--- WHAT YOU SHOULD DO ---
The whole listing below should be printed again exactly, with no images.

--- TASK DATA ---
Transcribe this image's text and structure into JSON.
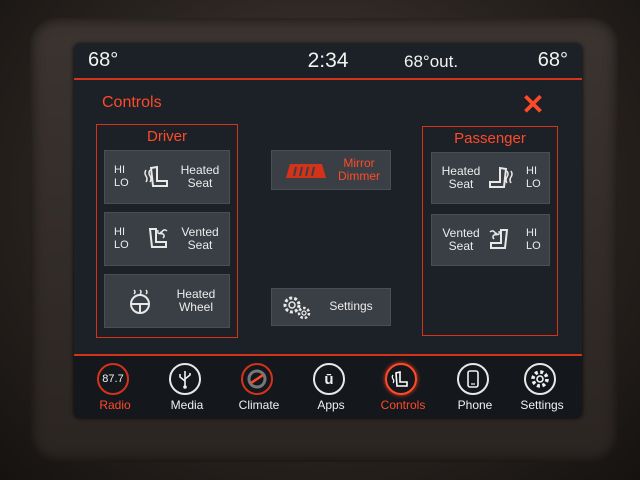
{
  "status": {
    "temp_left": "68°",
    "time": "2:34",
    "outside_temp": "68°out.",
    "temp_right": "68°"
  },
  "title": "Controls",
  "colors": {
    "accent": "#ff4a2a",
    "button_bg": "#3a3f45",
    "screen_bg": "#1c2128"
  },
  "driver": {
    "title": "Driver",
    "heated_seat": {
      "hi": "HI",
      "lo": "LO",
      "label1": "Heated",
      "label2": "Seat",
      "icon": "heated-seat-icon"
    },
    "vented_seat": {
      "hi": "HI",
      "lo": "LO",
      "label1": "Vented",
      "label2": "Seat",
      "icon": "vented-seat-icon"
    },
    "heated_wheel": {
      "label1": "Heated",
      "label2": "Wheel",
      "icon": "heated-wheel-icon"
    }
  },
  "center": {
    "mirror_dimmer": {
      "label1": "Mirror",
      "label2": "Dimmer",
      "icon": "mirror-icon"
    },
    "settings": {
      "label": "Settings",
      "icon": "gears-icon"
    }
  },
  "passenger": {
    "title": "Passenger",
    "heated_seat": {
      "hi": "HI",
      "lo": "LO",
      "label1": "Heated",
      "label2": "Seat",
      "icon": "heated-seat-icon"
    },
    "vented_seat": {
      "hi": "HI",
      "lo": "LO",
      "label1": "Vented",
      "label2": "Seat",
      "icon": "vented-seat-icon"
    }
  },
  "nav": [
    {
      "label": "Radio",
      "icon_text": "87.7",
      "icon": "radio-icon",
      "active": false,
      "label_color": "#ff4a2a"
    },
    {
      "label": "Media",
      "icon": "usb-icon"
    },
    {
      "label": "Climate",
      "icon": "climate-icon"
    },
    {
      "label": "Apps",
      "icon": "apps-icon"
    },
    {
      "label": "Controls",
      "icon": "controls-icon",
      "active": true
    },
    {
      "label": "Phone",
      "icon": "phone-icon"
    },
    {
      "label": "Settings",
      "icon": "gear-icon"
    }
  ]
}
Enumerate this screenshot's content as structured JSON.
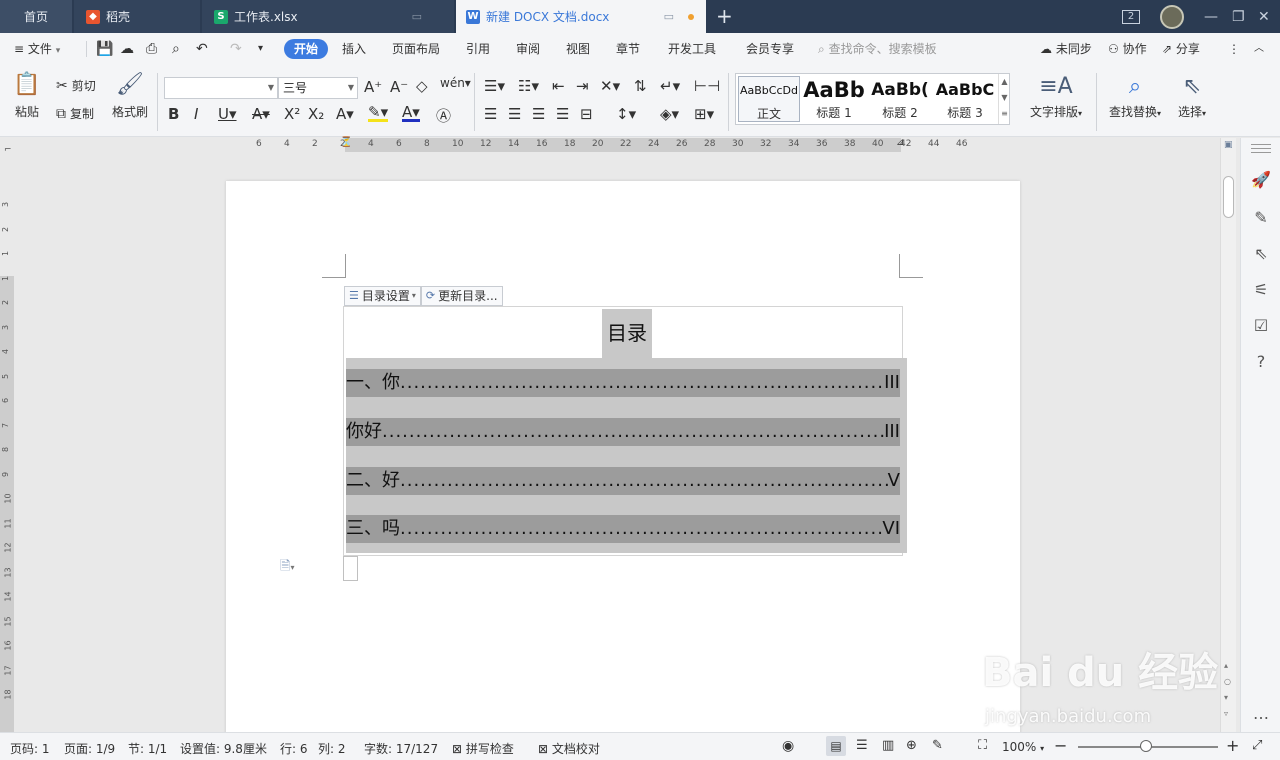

--- FINISHED EXERCISE ---
Transcribe this image's text and structure into JSON.
{
  "status": {
    "temp_left": "68°",
    "time": "2:34",
    "outside_temp": "68°out.",
    "temp_right": "68°"
  },
  "title": "Controls",
  "colors": {
    "accent": "#ff4a2a",
    "button_bg": "#3a3f45",
    "screen_bg": "#1c2128"
  },
  "driver": {
    "title": "Driver",
    "heated_seat": {
      "hi": "HI",
      "lo": "LO",
      "label1": "Heated",
      "label2": "Seat",
      "icon": "heated-seat-icon"
    },
    "vented_seat": {
      "hi": "HI",
      "lo": "LO",
      "label1": "Vented",
      "label2": "Seat",
      "icon": "vented-seat-icon"
    },
    "heated_wheel": {
      "label1": "Heated",
      "label2": "Wheel",
      "icon": "heated-wheel-icon"
    }
  },
  "center": {
    "mirror_dimmer": {
      "label1": "Mirror",
      "label2": "Dimmer",
      "icon": "mirror-icon"
    },
    "settings": {
      "label": "Settings",
      "icon": "gears-icon"
    }
  },
  "passenger": {
    "title": "Passenger",
    "heated_seat": {
      "hi": "HI",
      "lo": "LO",
      "label1": "Heated",
      "label2": "Seat",
      "icon": "heated-seat-icon"
    },
    "vented_seat": {
      "hi": "HI",
      "lo": "LO",
      "label1": "Vented",
      "label2": "Seat",
      "icon": "vented-seat-icon"
    }
  },
  "nav": [
    {
      "label": "Radio",
      "icon_text": "87.7",
      "icon": "radio-icon",
      "active": false,
      "label_color": "#ff4a2a"
    },
    {
      "label": "Media",
      "icon": "usb-icon"
    },
    {
      "label": "Climate",
      "icon": "climate-icon"
    },
    {
      "label": "Apps",
      "icon": "apps-icon"
    },
    {
      "label": "Controls",
      "icon": "controls-icon",
      "active": true
    },
    {
      "label": "Phone",
      "icon": "phone-icon"
    },
    {
      "label": "Settings",
      "icon": "gear-icon"
    }
  ]
}
Enumerate this screenshot's content as structured JSON.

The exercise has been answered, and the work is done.